Harmonisation in this study is defined as a process which seeks to eliminate the diversity of accounting practices, while harmony is a state where the entities are clustered around one or a few of the available procedures. According to Van der Tas (1992), harmonization is a process of coordination. Thus, harmonization represents the efforts undertaken by legislators and accounting standards setters to reduce the diversity of accounting treatments used to register transactions or to elaborate balances.
2. Financial Disclosure
Financial disclosure in this study referred to the financial reporting, which tests the extent of the information disclosed through the annual accounts. According to Ingram and Copeland (1981, 1984), annual accounts are the principal vehicle of information available for citizens and other stakeholders. Even though entities all over the world has annual accounts, it has different intensities, with a regulation and modernization of the contents of local government and with the objective of improving the quality of financial reports (Ryan et al., 2002).
1.7 Organisation of the Study

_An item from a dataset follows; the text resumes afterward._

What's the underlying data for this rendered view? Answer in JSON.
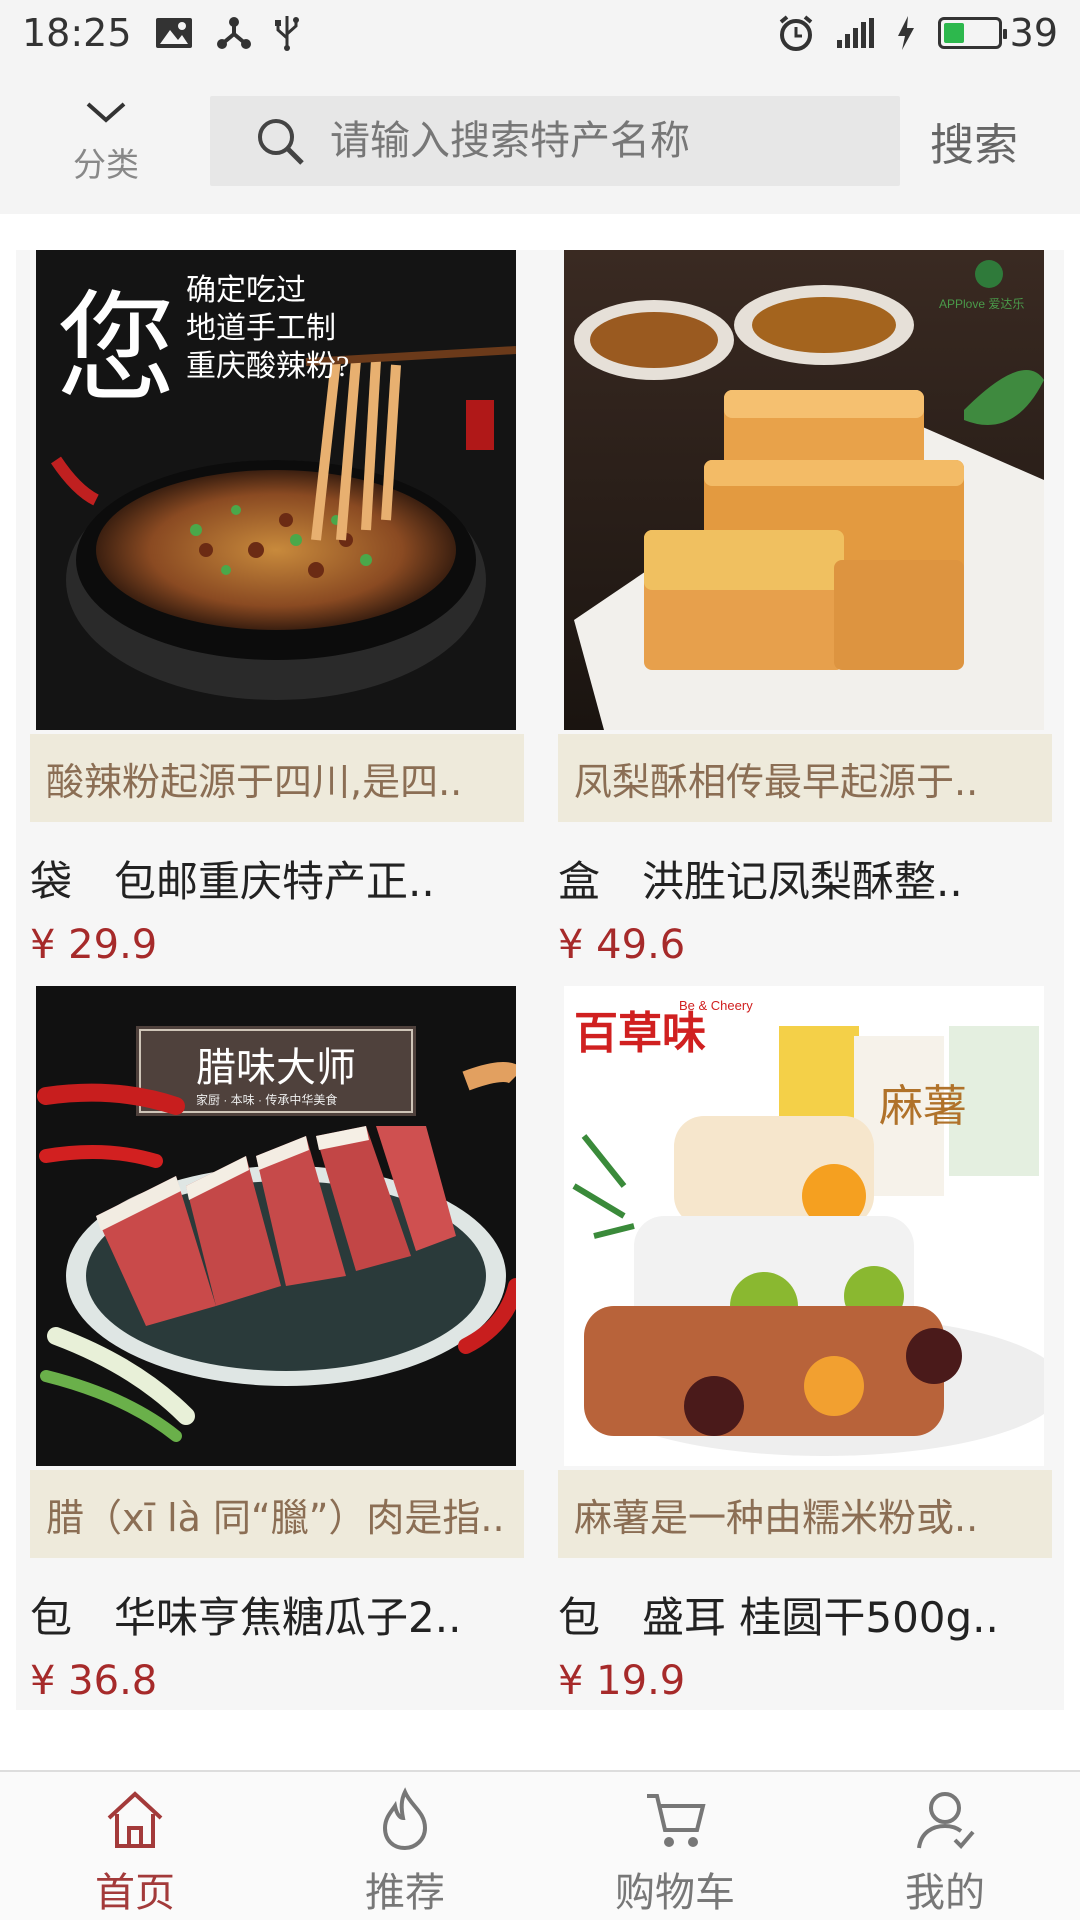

The organization of the study follows the standard Doctor Business Administration (DBA) thesis format and the content of this study is organized into five chapters. Chapter 1 provides the background of the study, problem statement, research questions, research objectives, and the scope of the study, contribution of the study and organizing of the remaining chapters.
Chapter 2 contains the literature review and a summary of previous research that are related to this study.
Chapter 3 describes the research model and methodology employed in the study. Hypothesis development, research design, sample and data collection, research instrument, operational definition and measurement of the variables and method of data analysis are also discussed in this chapter.
Chapter 4 presents an analysis and interpretation of the results of the study.
Finally, Chapter 5 summarises and discusses the major findings, implications and limitations of the study including a statement as to the conclusions reached. In addition, recommendations for further research will also be included in this chapter.